Service by the way is snappy, polite and helpful. There are lots of staff - dishes are clearly promptly and quietly, and staff are well able to make suggestions, and help newcomers make menu choices. Oh and by the way, I am starting to feel reasonably full right about now...

The next dish was called Ebi Mentaiyaki ($15.80) and it was a large grilled prawn topped with cod roe. It was one of my favourite dishes of the evening, after the Phoenix Roll.

The Ika Suga Teriyaki ($8.80) above was probably my least favourite dish, and even it was nice... it could have been just that I was nearing my limit...

Luckily for me, the next dish took a little time to set up and prepare... but of course, so we didn't starve, they brought a wonderfully fresh side of Edamame ($2.80) to nibble on while we waited. We watched with interest as a luminous purple gel was added to a burner. We were told it was 'liquid wax' and it is an imported product which they have had trouble getting into Australia from China as it is flammable.

On top of the burner a paper lining was placed (over a naked flame) and then the ingredients were added, including liquid! The paper wasn't waxed - we were amazed it worked. Apparently this is the latest technology - and has only been available in Asia for five months.

The dish is a Scallop and Salmon Kaminabe ($12.80) or hot pot, and as you can see, it stayed completely contained in the paper bowl! You can have it with a miso or shoyu (soy) base, ours was a miso base.

By this point I really wanted to die... I couldn't imagine eating another bite, and I tried to flag this with Michael Suwandi, our host. However there was of course another dish that the chef really wanted us to try from the 'Summer Specials' menu...

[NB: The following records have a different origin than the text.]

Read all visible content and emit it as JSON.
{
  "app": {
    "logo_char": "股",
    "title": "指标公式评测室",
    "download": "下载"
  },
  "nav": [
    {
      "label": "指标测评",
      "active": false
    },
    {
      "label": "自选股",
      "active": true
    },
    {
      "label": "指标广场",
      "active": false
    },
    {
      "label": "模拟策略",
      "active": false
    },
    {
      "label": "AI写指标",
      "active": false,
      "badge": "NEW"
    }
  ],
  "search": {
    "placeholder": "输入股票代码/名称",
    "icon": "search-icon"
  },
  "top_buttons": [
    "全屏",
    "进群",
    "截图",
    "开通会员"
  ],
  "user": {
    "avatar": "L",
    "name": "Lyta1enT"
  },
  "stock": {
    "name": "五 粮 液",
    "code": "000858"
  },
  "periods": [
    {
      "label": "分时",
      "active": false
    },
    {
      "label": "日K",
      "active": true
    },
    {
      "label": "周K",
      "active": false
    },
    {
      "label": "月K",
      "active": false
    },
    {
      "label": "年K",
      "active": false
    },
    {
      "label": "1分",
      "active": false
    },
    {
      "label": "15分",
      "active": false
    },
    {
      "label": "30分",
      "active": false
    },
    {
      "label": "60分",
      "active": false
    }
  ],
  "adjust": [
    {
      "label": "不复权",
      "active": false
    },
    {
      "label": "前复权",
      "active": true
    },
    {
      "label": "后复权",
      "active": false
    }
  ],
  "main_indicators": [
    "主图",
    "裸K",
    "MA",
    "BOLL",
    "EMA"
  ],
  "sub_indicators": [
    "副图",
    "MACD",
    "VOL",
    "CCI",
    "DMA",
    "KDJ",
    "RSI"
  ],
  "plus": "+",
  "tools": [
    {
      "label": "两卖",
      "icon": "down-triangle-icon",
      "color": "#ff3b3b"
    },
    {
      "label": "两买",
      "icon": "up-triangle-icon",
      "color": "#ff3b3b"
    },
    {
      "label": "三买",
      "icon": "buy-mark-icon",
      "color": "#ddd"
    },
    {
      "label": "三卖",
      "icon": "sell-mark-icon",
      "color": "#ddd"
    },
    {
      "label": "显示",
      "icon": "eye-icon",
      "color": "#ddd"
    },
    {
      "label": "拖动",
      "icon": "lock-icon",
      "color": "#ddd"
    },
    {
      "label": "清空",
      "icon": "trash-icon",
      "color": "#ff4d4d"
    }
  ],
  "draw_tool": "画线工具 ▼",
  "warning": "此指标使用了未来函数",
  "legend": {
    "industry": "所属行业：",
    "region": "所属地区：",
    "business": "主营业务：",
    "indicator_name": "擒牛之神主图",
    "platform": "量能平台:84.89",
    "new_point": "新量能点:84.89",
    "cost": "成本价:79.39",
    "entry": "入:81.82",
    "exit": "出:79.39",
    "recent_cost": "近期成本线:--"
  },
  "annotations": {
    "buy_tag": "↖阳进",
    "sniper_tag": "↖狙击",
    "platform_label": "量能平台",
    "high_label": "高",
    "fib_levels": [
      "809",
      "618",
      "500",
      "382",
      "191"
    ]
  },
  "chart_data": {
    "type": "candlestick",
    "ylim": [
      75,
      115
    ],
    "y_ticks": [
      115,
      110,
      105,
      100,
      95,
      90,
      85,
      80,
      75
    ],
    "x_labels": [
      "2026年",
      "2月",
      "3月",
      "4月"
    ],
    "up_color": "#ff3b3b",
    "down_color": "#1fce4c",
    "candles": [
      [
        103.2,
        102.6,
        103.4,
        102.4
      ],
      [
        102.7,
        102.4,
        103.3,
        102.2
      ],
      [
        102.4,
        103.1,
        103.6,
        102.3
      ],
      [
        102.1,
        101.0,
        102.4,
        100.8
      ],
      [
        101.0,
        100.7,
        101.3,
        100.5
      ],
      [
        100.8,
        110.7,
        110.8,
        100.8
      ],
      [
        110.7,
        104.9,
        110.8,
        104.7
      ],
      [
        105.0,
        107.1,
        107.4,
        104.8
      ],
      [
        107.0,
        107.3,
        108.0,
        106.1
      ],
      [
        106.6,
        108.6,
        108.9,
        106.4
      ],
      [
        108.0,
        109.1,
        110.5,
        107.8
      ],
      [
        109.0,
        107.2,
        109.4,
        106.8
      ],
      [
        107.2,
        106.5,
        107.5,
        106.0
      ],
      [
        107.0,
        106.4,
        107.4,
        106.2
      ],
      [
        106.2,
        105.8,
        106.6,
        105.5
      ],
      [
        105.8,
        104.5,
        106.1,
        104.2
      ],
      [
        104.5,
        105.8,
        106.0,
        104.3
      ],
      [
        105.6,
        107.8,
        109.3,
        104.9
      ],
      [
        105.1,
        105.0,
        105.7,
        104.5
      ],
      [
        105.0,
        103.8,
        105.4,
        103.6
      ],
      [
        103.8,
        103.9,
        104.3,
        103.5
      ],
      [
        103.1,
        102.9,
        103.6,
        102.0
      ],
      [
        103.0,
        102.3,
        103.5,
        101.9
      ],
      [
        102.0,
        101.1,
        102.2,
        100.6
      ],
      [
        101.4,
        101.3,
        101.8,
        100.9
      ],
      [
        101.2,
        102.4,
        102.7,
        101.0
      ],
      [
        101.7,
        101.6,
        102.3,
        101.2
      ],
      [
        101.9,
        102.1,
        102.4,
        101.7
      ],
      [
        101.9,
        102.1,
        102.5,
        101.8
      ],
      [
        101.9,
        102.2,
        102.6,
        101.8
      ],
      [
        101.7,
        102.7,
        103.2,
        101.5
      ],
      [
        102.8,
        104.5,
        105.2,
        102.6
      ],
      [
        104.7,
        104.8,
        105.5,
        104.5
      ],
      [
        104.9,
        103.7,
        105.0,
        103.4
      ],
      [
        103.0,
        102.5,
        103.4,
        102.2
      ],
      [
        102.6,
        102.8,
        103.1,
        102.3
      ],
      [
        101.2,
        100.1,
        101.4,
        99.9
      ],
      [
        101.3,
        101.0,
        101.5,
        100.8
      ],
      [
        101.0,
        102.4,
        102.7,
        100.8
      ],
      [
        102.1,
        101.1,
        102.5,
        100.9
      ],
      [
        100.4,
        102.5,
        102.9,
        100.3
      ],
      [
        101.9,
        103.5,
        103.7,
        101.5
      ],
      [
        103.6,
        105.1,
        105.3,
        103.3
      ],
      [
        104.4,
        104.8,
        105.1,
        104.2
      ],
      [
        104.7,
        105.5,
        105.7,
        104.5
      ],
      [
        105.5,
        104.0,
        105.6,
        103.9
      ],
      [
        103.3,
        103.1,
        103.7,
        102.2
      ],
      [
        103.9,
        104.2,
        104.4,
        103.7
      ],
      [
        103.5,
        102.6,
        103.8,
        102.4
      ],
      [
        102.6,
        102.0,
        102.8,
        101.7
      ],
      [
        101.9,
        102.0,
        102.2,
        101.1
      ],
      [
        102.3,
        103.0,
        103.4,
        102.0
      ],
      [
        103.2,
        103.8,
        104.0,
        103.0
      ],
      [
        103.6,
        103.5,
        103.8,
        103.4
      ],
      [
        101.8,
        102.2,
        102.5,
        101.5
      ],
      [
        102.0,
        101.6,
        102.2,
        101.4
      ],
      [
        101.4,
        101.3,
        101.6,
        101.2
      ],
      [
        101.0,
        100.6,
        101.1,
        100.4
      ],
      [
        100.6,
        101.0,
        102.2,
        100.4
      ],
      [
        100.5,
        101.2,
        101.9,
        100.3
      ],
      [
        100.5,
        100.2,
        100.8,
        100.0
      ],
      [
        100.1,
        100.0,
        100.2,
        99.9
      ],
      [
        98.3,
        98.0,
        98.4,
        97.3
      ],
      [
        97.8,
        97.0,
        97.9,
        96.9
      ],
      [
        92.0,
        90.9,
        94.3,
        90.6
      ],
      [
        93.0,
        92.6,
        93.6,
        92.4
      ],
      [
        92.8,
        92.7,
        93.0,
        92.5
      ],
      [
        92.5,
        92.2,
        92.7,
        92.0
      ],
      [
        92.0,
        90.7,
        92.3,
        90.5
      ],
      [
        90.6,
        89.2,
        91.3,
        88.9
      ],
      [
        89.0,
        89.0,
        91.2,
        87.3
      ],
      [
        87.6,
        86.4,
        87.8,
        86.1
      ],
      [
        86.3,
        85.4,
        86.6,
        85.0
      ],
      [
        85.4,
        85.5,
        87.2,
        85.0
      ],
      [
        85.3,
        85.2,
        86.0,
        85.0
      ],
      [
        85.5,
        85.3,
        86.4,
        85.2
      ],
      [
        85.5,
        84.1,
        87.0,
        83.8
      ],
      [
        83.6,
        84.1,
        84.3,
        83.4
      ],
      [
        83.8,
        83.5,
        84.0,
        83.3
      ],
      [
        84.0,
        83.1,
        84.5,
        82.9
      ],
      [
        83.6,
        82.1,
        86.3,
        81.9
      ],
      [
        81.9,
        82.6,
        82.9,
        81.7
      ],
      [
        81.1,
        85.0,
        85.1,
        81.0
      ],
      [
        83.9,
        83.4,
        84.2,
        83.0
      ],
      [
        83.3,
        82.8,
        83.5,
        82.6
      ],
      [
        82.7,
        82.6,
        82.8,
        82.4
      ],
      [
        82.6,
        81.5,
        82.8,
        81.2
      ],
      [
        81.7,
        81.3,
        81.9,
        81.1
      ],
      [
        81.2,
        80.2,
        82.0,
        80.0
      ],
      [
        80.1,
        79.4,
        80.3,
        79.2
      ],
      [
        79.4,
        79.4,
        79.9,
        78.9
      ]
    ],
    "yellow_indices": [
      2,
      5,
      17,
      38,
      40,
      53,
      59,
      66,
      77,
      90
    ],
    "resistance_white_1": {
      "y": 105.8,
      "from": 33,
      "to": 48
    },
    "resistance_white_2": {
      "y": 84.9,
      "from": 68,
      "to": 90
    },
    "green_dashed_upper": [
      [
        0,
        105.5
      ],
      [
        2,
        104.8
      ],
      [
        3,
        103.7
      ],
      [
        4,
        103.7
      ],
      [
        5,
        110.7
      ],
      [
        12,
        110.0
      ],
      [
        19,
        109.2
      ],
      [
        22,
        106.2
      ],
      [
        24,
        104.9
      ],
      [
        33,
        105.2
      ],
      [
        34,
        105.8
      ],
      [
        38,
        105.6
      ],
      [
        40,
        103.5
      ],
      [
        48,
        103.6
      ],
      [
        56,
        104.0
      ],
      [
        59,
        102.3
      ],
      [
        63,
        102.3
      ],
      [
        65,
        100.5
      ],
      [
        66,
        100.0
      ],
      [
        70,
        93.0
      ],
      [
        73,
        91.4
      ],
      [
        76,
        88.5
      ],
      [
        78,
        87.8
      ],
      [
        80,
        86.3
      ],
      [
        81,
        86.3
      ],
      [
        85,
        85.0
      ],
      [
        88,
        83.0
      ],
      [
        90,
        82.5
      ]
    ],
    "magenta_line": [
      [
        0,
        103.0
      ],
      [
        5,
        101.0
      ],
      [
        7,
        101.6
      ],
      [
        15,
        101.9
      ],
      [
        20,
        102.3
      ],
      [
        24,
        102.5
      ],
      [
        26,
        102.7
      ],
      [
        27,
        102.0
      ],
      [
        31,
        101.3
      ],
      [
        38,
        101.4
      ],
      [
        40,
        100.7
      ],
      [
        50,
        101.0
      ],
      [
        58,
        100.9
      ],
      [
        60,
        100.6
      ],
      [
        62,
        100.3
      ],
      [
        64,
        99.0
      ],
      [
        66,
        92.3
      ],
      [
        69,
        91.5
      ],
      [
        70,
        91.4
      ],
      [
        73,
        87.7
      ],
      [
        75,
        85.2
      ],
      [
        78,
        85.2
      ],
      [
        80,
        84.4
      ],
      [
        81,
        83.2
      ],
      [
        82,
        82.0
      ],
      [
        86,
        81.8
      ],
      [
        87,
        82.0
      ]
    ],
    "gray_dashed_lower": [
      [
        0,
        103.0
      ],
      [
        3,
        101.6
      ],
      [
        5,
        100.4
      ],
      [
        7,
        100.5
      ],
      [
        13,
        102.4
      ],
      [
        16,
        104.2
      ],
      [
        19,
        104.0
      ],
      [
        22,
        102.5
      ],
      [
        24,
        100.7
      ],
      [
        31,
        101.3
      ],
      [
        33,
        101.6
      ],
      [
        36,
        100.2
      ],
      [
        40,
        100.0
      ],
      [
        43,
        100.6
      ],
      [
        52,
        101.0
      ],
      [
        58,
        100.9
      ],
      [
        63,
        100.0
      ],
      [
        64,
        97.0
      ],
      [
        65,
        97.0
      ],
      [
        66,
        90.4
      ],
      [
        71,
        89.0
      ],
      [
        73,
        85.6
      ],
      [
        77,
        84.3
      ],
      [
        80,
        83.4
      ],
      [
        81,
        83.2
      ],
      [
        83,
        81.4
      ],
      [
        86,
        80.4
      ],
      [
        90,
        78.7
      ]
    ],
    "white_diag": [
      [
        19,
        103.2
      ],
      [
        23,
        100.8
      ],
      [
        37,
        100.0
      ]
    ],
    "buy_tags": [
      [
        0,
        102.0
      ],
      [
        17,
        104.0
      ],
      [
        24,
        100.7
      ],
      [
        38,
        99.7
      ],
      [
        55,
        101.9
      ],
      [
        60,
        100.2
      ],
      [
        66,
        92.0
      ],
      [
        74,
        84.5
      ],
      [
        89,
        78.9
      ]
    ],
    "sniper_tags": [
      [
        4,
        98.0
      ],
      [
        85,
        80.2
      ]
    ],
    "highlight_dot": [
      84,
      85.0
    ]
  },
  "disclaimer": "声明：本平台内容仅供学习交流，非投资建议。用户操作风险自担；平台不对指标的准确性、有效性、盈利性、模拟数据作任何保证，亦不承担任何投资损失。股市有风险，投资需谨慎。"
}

And the Wagyu Steak with Wasabi Sauce ($16.80) was indeed an amazing dish - the sauce was an amazing accompaniment. I thought I was going to die though, as they brought us a plate of it EACH! I sank into my umpteenth glass of Hana Flavoured Sake ($32.80) which we tried by the bottle in both Fuji Apple and Lychee (both were amazing, refreshing and complimented the meal perfectly). Luckily it was 8%, so it's ideal for patrons who'd like to drive home.

And of course, we weren't going to escape without trying dessert were we? Desserts range from about $2.80-$7.80 with most being in the $2.80-$3.80 range. Our dessert was a trio of three ice-creams ($7.80) to share because I was pleading a deeply rooted inability to eat any more.

You'll laugh though when you see the post-dessert result...

These were absolutely great ice creams. I started with the one on the left - Green Tea, moved on to an even better Red Bean, and then tried the Sesame which was my dining companions favourite - it was certainly the most subtle and grown-up of the flavours. However I am responsible for nearly finishing the Red Bean which I adored - it was nutty and not too sweet. They are imported, from Japan, and I really, really recommend you try them, even if you're full.

And you guessed, by this point I really feel sick. A food coma ensued shortly after.

Sushi Tei
1 Chifley Square (cnr Elizabeth & Hunter Streets), Martin Place
Ph: (02) 9232 7288

Sushi Tei on Urbanspoon